Set the listing down again in full, word for word, with the pictures left out.
((
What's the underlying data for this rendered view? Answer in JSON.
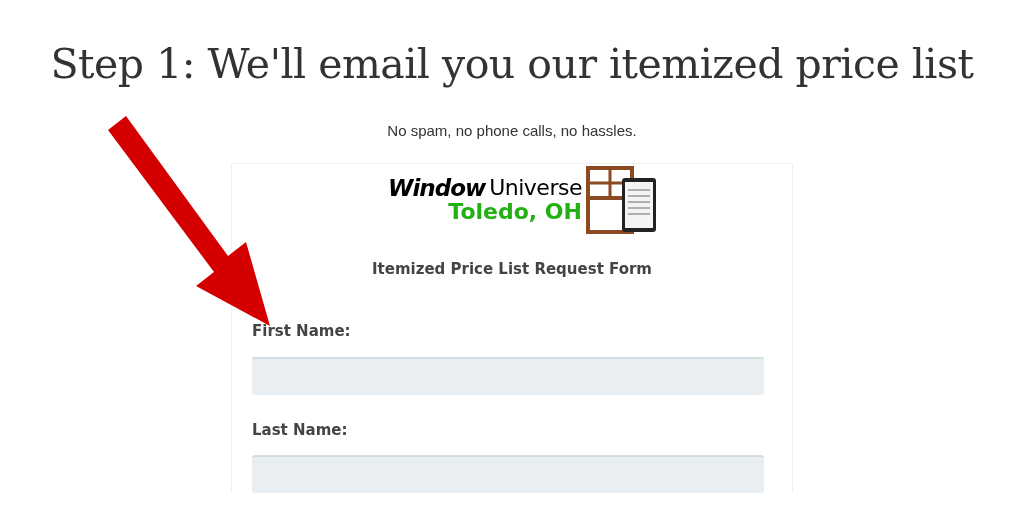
{
  "heading": "Step 1: We'll email you our itemized price list",
  "subheading": "No spam, no phone calls, no hassles.",
  "logo": {
    "name_bold": "Window",
    "name_light": "Universe",
    "location": "Toledo, OH"
  },
  "form": {
    "title": "Itemized Price List Request Form",
    "fields": [
      {
        "label": "First Name:"
      },
      {
        "label": "Last Name:"
      }
    ]
  }
}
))
#### EXPECTED ANSWER:
What's the underlying data for this rendered view? Answer in JSON.
{
  "heading": "Step 1: We'll email you our itemized price list",
  "subheading": "No spam, no phone calls, no hassles.",
  "logo": {
    "name_bold": "Window",
    "name_light": "Universe",
    "location": "Toledo, OH"
  },
  "form": {
    "title": "Itemized Price List Request Form",
    "fields": [
      {
        "label": "First Name:"
      },
      {
        "label": "Last Name:"
      }
    ]
  }
}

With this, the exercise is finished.